─── Information shown

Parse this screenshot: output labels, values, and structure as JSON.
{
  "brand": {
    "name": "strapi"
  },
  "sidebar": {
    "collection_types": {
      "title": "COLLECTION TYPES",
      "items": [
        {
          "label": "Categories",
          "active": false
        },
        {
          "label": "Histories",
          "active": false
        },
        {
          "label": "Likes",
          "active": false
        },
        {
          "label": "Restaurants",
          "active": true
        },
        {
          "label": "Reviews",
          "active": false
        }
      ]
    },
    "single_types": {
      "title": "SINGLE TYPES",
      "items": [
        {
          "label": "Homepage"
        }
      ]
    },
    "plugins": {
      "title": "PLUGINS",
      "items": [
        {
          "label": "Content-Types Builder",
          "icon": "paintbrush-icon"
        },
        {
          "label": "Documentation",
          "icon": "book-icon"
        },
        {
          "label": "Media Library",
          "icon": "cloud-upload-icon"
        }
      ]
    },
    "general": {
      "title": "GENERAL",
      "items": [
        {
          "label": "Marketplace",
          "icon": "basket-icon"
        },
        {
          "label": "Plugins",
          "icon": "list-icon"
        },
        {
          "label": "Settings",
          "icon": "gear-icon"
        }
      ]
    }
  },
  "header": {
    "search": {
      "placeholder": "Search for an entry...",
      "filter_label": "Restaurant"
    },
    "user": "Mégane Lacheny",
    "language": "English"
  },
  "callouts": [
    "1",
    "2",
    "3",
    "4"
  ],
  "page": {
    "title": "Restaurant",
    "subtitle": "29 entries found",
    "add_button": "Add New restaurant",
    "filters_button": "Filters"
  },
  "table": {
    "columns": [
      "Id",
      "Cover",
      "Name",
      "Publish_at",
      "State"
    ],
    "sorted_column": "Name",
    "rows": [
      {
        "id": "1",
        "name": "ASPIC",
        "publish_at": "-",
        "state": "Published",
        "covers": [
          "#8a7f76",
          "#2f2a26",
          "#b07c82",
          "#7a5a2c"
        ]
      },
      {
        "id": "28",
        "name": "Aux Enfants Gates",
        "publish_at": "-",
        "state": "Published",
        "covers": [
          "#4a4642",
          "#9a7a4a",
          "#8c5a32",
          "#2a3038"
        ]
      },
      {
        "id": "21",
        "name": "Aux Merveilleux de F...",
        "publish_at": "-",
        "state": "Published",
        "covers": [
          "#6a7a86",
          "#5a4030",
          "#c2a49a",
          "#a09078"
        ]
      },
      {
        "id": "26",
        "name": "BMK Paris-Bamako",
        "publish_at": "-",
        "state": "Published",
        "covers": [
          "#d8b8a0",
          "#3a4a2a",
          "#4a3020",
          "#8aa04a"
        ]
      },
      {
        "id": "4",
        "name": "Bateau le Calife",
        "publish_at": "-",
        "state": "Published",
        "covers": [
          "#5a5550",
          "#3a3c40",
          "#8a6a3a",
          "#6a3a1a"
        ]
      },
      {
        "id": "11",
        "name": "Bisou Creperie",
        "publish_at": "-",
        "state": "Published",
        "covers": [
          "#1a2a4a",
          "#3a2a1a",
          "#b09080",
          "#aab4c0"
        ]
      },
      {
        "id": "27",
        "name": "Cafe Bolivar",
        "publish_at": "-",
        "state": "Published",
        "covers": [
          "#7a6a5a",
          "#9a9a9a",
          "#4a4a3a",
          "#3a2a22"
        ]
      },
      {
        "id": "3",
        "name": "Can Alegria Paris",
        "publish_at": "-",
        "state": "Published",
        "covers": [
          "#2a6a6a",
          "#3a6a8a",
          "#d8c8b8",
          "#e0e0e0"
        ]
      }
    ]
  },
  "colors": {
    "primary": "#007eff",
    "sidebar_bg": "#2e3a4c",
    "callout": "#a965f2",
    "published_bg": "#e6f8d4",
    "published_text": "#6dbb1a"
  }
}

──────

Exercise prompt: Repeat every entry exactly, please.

Response:
Parse this screenshot: output labels, values, and structure as JSON.
{
  "brand": {
    "name": "strapi"
  },
  "sidebar": {
    "collection_types": {
      "title": "COLLECTION TYPES",
      "items": [
        {
          "label": "Categories",
          "active": false
        },
        {
          "label": "Histories",
          "active": false
        },
        {
          "label": "Likes",
          "active": false
        },
        {
          "label": "Restaurants",
          "active": true
        },
        {
          "label": "Reviews",
          "active": false
        }
      ]
    },
    "single_types": {
      "title": "SINGLE TYPES",
      "items": [
        {
          "label": "Homepage"
        }
      ]
    },
    "plugins": {
      "title": "PLUGINS",
      "items": [
        {
          "label": "Content-Types Builder",
          "icon": "paintbrush-icon"
        },
        {
          "label": "Documentation",
          "icon": "book-icon"
        },
        {
          "label": "Media Library",
          "icon": "cloud-upload-icon"
        }
      ]
    },
    "general": {
      "title": "GENERAL",
      "items": [
        {
          "label": "Marketplace",
          "icon": "basket-icon"
        },
        {
          "label": "Plugins",
          "icon": "list-icon"
        },
        {
          "label": "Settings",
          "icon": "gear-icon"
        }
      ]
    }
  },
  "header": {
    "search": {
      "placeholder": "Search for an entry...",
      "filter_label": "Restaurant"
    },
    "user": "Mégane Lacheny",
    "language": "English"
  },
  "callouts": [
    "1",
    "2",
    "3",
    "4"
  ],
  "page": {
    "title": "Restaurant",
    "subtitle": "29 entries found",
    "add_button": "Add New restaurant",
    "filters_button": "Filters"
  },
  "table": {
    "columns": [
      "Id",
      "Cover",
      "Name",
      "Publish_at",
      "State"
    ],
    "sorted_column": "Name",
    "rows": [
      {
        "id": "1",
        "name": "ASPIC",
        "publish_at": "-",
        "state": "Published",
        "covers": [
          "#8a7f76",
          "#2f2a26",
          "#b07c82",
          "#7a5a2c"
        ]
      },
      {
        "id": "28",
        "name": "Aux Enfants Gates",
        "publish_at": "-",
        "state": "Published",
        "covers": [
          "#4a4642",
          "#9a7a4a",
          "#8c5a32",
          "#2a3038"
        ]
      },
      {
        "id": "21",
        "name": "Aux Merveilleux de F...",
        "publish_at": "-",
        "state": "Published",
        "covers": [
          "#6a7a86",
          "#5a4030",
          "#c2a49a",
          "#a09078"
        ]
      },
      {
        "id": "26",
        "name": "BMK Paris-Bamako",
        "publish_at": "-",
        "state": "Published",
        "covers": [
          "#d8b8a0",
          "#3a4a2a",
          "#4a3020",
          "#8aa04a"
        ]
      },
      {
        "id": "4",
        "name": "Bateau le Calife",
        "publish_at": "-",
        "state": "Published",
        "covers": [
          "#5a5550",
          "#3a3c40",
          "#8a6a3a",
          "#6a3a1a"
        ]
      },
      {
        "id": "11",
        "name": "Bisou Creperie",
        "publish_at": "-",
        "state": "Published",
        "covers": [
          "#1a2a4a",
          "#3a2a1a",
          "#b09080",
          "#aab4c0"
        ]
      },
      {
        "id": "27",
        "name": "Cafe Bolivar",
        "publish_at": "-",
        "state": "Published",
        "covers": [
          "#7a6a5a",
          "#9a9a9a",
          "#4a4a3a",
          "#3a2a22"
        ]
      },
      {
        "id": "3",
        "name": "Can Alegria Paris",
        "publish_at": "-",
        "state": "Published",
        "covers": [
          "#2a6a6a",
          "#3a6a8a",
          "#d8c8b8",
          "#e0e0e0"
        ]
      }
    ]
  },
  "colors": {
    "primary": "#007eff",
    "sidebar_bg": "#2e3a4c",
    "callout": "#a965f2",
    "published_bg": "#e6f8d4",
    "published_text": "#6dbb1a"
  }
}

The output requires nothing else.